START Materials provided

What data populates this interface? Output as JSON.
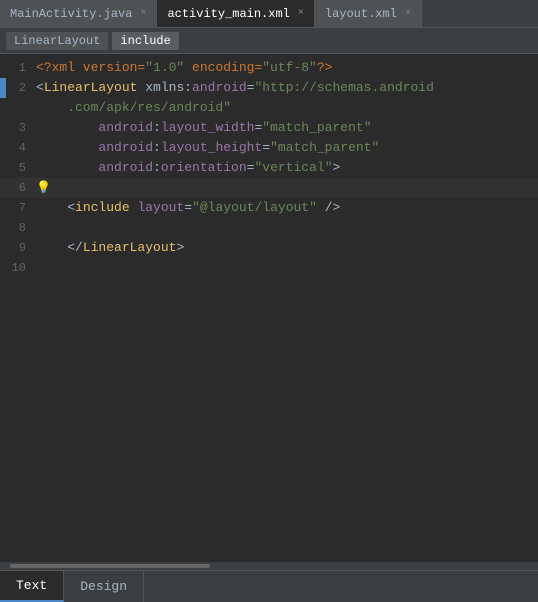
{
  "tabs": [
    {
      "id": "main-activity",
      "label": "MainActivity.java",
      "icon": "☕",
      "active": false,
      "closable": true
    },
    {
      "id": "activity-main",
      "label": "activity_main.xml",
      "icon": "📄",
      "active": true,
      "closable": true
    },
    {
      "id": "layout-xml",
      "label": "layout.xml",
      "icon": "📄",
      "active": false,
      "closable": true
    }
  ],
  "breadcrumbs": [
    {
      "id": "linear-layout",
      "label": "LinearLayout",
      "active": false
    },
    {
      "id": "include",
      "label": "include",
      "active": true
    }
  ],
  "lines": [
    {
      "num": "1",
      "parts": [
        {
          "type": "xml-decl",
          "text": "<?xml version="
        },
        {
          "type": "xml-decl-val",
          "text": "\"1.0\""
        },
        {
          "type": "xml-decl",
          "text": " encoding="
        },
        {
          "type": "xml-decl-val",
          "text": "\"utf-8\""
        },
        {
          "type": "xml-decl",
          "text": "?>"
        }
      ]
    },
    {
      "num": "2",
      "indicator": true,
      "parts": [
        {
          "type": "bracket",
          "text": "<"
        },
        {
          "type": "tag",
          "text": "LinearLayout"
        },
        {
          "type": "plain",
          "text": " xmlns:"
        },
        {
          "type": "ns-prefix",
          "text": "android"
        },
        {
          "type": "plain",
          "text": "="
        },
        {
          "type": "url-val",
          "text": "\"http://schemas.android"
        }
      ]
    },
    {
      "num": "",
      "parts": [
        {
          "type": "url-val",
          "text": "    .com/apk/res/android\""
        }
      ]
    },
    {
      "num": "3",
      "parts": [
        {
          "type": "plain",
          "text": "        "
        },
        {
          "type": "ns-prefix",
          "text": "android"
        },
        {
          "type": "plain",
          "text": ":"
        },
        {
          "type": "attr-name",
          "text": "layout_width"
        },
        {
          "type": "plain",
          "text": "="
        },
        {
          "type": "attr-val",
          "text": "\"match_parent\""
        }
      ]
    },
    {
      "num": "4",
      "parts": [
        {
          "type": "plain",
          "text": "        "
        },
        {
          "type": "ns-prefix",
          "text": "android"
        },
        {
          "type": "plain",
          "text": ":"
        },
        {
          "type": "attr-name",
          "text": "layout_height"
        },
        {
          "type": "plain",
          "text": "="
        },
        {
          "type": "attr-val",
          "text": "\"match_parent\""
        }
      ]
    },
    {
      "num": "5",
      "parts": [
        {
          "type": "plain",
          "text": "        "
        },
        {
          "type": "ns-prefix",
          "text": "android"
        },
        {
          "type": "plain",
          "text": ":"
        },
        {
          "type": "attr-name",
          "text": "orientation"
        },
        {
          "type": "plain",
          "text": "="
        },
        {
          "type": "attr-val",
          "text": "\"vertical\""
        },
        {
          "type": "bracket",
          "text": ">"
        }
      ]
    },
    {
      "num": "6",
      "bulb": true,
      "parts": []
    },
    {
      "num": "7",
      "parts": [
        {
          "type": "plain",
          "text": "    "
        },
        {
          "type": "bracket",
          "text": "<"
        },
        {
          "type": "tag",
          "text": "include"
        },
        {
          "type": "plain",
          "text": " "
        },
        {
          "type": "attr-name",
          "text": "layout"
        },
        {
          "type": "plain",
          "text": "="
        },
        {
          "type": "attr-val",
          "text": "\"@layout/layout\""
        },
        {
          "type": "plain",
          "text": " "
        },
        {
          "type": "bracket",
          "text": "/>"
        }
      ]
    },
    {
      "num": "8",
      "parts": []
    },
    {
      "num": "9",
      "parts": [
        {
          "type": "plain",
          "text": "    "
        },
        {
          "type": "bracket",
          "text": "</"
        },
        {
          "type": "tag",
          "text": "LinearLayout"
        },
        {
          "type": "bracket",
          "text": ">"
        }
      ]
    },
    {
      "num": "10",
      "parts": []
    }
  ],
  "bottomTabs": [
    {
      "id": "text",
      "label": "Text",
      "active": true
    },
    {
      "id": "design",
      "label": "Design",
      "active": false
    }
  ]
}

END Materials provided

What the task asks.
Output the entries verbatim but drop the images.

Task result.
What data populates this interface? Output as JSON.
{
  "tabs": [
    {
      "id": "main-activity",
      "label": "MainActivity.java",
      "icon": "☕",
      "active": false,
      "closable": true
    },
    {
      "id": "activity-main",
      "label": "activity_main.xml",
      "icon": "📄",
      "active": true,
      "closable": true
    },
    {
      "id": "layout-xml",
      "label": "layout.xml",
      "icon": "📄",
      "active": false,
      "closable": true
    }
  ],
  "breadcrumbs": [
    {
      "id": "linear-layout",
      "label": "LinearLayout",
      "active": false
    },
    {
      "id": "include",
      "label": "include",
      "active": true
    }
  ],
  "lines": [
    {
      "num": "1",
      "parts": [
        {
          "type": "xml-decl",
          "text": "<?xml version="
        },
        {
          "type": "xml-decl-val",
          "text": "\"1.0\""
        },
        {
          "type": "xml-decl",
          "text": " encoding="
        },
        {
          "type": "xml-decl-val",
          "text": "\"utf-8\""
        },
        {
          "type": "xml-decl",
          "text": "?>"
        }
      ]
    },
    {
      "num": "2",
      "indicator": true,
      "parts": [
        {
          "type": "bracket",
          "text": "<"
        },
        {
          "type": "tag",
          "text": "LinearLayout"
        },
        {
          "type": "plain",
          "text": " xmlns:"
        },
        {
          "type": "ns-prefix",
          "text": "android"
        },
        {
          "type": "plain",
          "text": "="
        },
        {
          "type": "url-val",
          "text": "\"http://schemas.android"
        }
      ]
    },
    {
      "num": "",
      "parts": [
        {
          "type": "url-val",
          "text": "    .com/apk/res/android\""
        }
      ]
    },
    {
      "num": "3",
      "parts": [
        {
          "type": "plain",
          "text": "        "
        },
        {
          "type": "ns-prefix",
          "text": "android"
        },
        {
          "type": "plain",
          "text": ":"
        },
        {
          "type": "attr-name",
          "text": "layout_width"
        },
        {
          "type": "plain",
          "text": "="
        },
        {
          "type": "attr-val",
          "text": "\"match_parent\""
        }
      ]
    },
    {
      "num": "4",
      "parts": [
        {
          "type": "plain",
          "text": "        "
        },
        {
          "type": "ns-prefix",
          "text": "android"
        },
        {
          "type": "plain",
          "text": ":"
        },
        {
          "type": "attr-name",
          "text": "layout_height"
        },
        {
          "type": "plain",
          "text": "="
        },
        {
          "type": "attr-val",
          "text": "\"match_parent\""
        }
      ]
    },
    {
      "num": "5",
      "parts": [
        {
          "type": "plain",
          "text": "        "
        },
        {
          "type": "ns-prefix",
          "text": "android"
        },
        {
          "type": "plain",
          "text": ":"
        },
        {
          "type": "attr-name",
          "text": "orientation"
        },
        {
          "type": "plain",
          "text": "="
        },
        {
          "type": "attr-val",
          "text": "\"vertical\""
        },
        {
          "type": "bracket",
          "text": ">"
        }
      ]
    },
    {
      "num": "6",
      "bulb": true,
      "parts": []
    },
    {
      "num": "7",
      "parts": [
        {
          "type": "plain",
          "text": "    "
        },
        {
          "type": "bracket",
          "text": "<"
        },
        {
          "type": "tag",
          "text": "include"
        },
        {
          "type": "plain",
          "text": " "
        },
        {
          "type": "attr-name",
          "text": "layout"
        },
        {
          "type": "plain",
          "text": "="
        },
        {
          "type": "attr-val",
          "text": "\"@layout/layout\""
        },
        {
          "type": "plain",
          "text": " "
        },
        {
          "type": "bracket",
          "text": "/>"
        }
      ]
    },
    {
      "num": "8",
      "parts": []
    },
    {
      "num": "9",
      "parts": [
        {
          "type": "plain",
          "text": "    "
        },
        {
          "type": "bracket",
          "text": "</"
        },
        {
          "type": "tag",
          "text": "LinearLayout"
        },
        {
          "type": "bracket",
          "text": ">"
        }
      ]
    },
    {
      "num": "10",
      "parts": []
    }
  ],
  "bottomTabs": [
    {
      "id": "text",
      "label": "Text",
      "active": true
    },
    {
      "id": "design",
      "label": "Design",
      "active": false
    }
  ]
}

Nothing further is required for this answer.